• **TASK OBJECTIVE**: Reproduce each record exactly.

• **DATA TO EXAMINE**:

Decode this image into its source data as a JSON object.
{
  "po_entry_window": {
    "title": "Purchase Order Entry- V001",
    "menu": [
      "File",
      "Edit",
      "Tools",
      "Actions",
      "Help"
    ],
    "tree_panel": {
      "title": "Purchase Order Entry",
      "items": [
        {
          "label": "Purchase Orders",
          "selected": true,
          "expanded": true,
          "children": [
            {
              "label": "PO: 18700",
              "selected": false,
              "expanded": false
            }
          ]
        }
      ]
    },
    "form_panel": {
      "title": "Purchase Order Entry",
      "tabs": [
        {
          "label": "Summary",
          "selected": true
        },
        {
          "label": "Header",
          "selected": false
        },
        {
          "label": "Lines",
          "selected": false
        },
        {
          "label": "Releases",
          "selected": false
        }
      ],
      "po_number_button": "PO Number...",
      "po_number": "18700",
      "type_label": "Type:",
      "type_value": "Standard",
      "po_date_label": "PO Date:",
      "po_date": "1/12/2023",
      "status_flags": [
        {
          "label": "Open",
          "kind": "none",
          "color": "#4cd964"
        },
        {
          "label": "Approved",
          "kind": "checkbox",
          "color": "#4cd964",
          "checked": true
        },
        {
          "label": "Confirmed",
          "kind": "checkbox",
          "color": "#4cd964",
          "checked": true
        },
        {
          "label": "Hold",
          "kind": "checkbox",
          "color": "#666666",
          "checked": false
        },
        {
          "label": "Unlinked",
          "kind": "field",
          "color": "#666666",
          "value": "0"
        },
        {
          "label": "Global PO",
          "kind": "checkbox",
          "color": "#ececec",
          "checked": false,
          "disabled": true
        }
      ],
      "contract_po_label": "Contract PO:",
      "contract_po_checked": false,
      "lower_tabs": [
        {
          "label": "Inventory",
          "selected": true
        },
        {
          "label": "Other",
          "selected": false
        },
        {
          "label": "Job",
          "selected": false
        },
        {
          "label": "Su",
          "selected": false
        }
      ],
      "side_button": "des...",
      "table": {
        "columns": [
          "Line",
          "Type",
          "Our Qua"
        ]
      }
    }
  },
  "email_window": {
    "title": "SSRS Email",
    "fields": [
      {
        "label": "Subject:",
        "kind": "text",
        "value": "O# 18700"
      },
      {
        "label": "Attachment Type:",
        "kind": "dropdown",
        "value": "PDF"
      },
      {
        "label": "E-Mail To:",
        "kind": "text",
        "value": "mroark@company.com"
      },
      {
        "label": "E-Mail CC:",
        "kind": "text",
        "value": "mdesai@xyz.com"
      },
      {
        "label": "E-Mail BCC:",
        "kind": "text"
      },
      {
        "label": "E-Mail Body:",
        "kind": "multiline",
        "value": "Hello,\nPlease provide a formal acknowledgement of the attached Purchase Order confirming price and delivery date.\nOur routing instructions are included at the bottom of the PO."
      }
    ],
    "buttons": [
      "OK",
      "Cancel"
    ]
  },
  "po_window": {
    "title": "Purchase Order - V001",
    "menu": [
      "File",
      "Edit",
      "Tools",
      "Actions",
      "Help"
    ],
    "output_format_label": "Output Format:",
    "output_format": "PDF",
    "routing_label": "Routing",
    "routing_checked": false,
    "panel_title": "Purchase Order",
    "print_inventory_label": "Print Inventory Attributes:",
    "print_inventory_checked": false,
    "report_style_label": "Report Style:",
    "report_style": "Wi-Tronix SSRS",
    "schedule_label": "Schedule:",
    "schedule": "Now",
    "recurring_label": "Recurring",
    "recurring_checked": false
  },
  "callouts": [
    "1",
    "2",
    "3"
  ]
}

• **WRITTEN RESPONSE**:
Decode this image into its source data as a JSON object.
{
  "po_entry_window": {
    "title": "Purchase Order Entry- V001",
    "menu": [
      "File",
      "Edit",
      "Tools",
      "Actions",
      "Help"
    ],
    "tree_panel": {
      "title": "Purchase Order Entry",
      "items": [
        {
          "label": "Purchase Orders",
          "selected": true,
          "expanded": true,
          "children": [
            {
              "label": "PO: 18700",
              "selected": false,
              "expanded": false
            }
          ]
        }
      ]
    },
    "form_panel": {
      "title": "Purchase Order Entry",
      "tabs": [
        {
          "label": "Summary",
          "selected": true
        },
        {
          "label": "Header",
          "selected": false
        },
        {
          "label": "Lines",
          "selected": false
        },
        {
          "label": "Releases",
          "selected": false
        }
      ],
      "po_number_button": "PO Number...",
      "po_number": "18700",
      "type_label": "Type:",
      "type_value": "Standard",
      "po_date_label": "PO Date:",
      "po_date": "1/12/2023",
      "status_flags": [
        {
          "label": "Open",
          "kind": "none",
          "color": "#4cd964"
        },
        {
          "label": "Approved",
          "kind": "checkbox",
          "color": "#4cd964",
          "checked": true
        },
        {
          "label": "Confirmed",
          "kind": "checkbox",
          "color": "#4cd964",
          "checked": true
        },
        {
          "label": "Hold",
          "kind": "checkbox",
          "color": "#666666",
          "checked": false
        },
        {
          "label": "Unlinked",
          "kind": "field",
          "color": "#666666",
          "value": "0"
        },
        {
          "label": "Global PO",
          "kind": "checkbox",
          "color": "#ececec",
          "checked": false,
          "disabled": true
        }
      ],
      "contract_po_label": "Contract PO:",
      "contract_po_checked": false,
      "lower_tabs": [
        {
          "label": "Inventory",
          "selected": true
        },
        {
          "label": "Other",
          "selected": false
        },
        {
          "label": "Job",
          "selected": false
        },
        {
          "label": "Su",
          "selected": false
        }
      ],
      "side_button": "des...",
      "table": {
        "columns": [
          "Line",
          "Type",
          "Our Qua"
        ]
      }
    }
  },
  "email_window": {
    "title": "SSRS Email",
    "fields": [
      {
        "label": "Subject:",
        "kind": "text",
        "value": "O# 18700"
      },
      {
        "label": "Attachment Type:",
        "kind": "dropdown",
        "value": "PDF"
      },
      {
        "label": "E-Mail To:",
        "kind": "text",
        "value": "mroark@company.com"
      },
      {
        "label": "E-Mail CC:",
        "kind": "text",
        "value": "mdesai@xyz.com"
      },
      {
        "label": "E-Mail BCC:",
        "kind": "text"
      },
      {
        "label": "E-Mail Body:",
        "kind": "multiline",
        "value": "Hello,\nPlease provide a formal acknowledgement of the attached Purchase Order confirming price and delivery date.\nOur routing instructions are included at the bottom of the PO."
      }
    ],
    "buttons": [
      "OK",
      "Cancel"
    ]
  },
  "po_window": {
    "title": "Purchase Order - V001",
    "menu": [
      "File",
      "Edit",
      "Tools",
      "Actions",
      "Help"
    ],
    "output_format_label": "Output Format:",
    "output_format": "PDF",
    "routing_label": "Routing",
    "routing_checked": false,
    "panel_title": "Purchase Order",
    "print_inventory_label": "Print Inventory Attributes:",
    "print_inventory_checked": false,
    "report_style_label": "Report Style:",
    "report_style": "Wi-Tronix SSRS",
    "schedule_label": "Schedule:",
    "schedule": "Now",
    "recurring_label": "Recurring",
    "recurring_checked": false
  },
  "callouts": [
    "1",
    "2",
    "3"
  ]
}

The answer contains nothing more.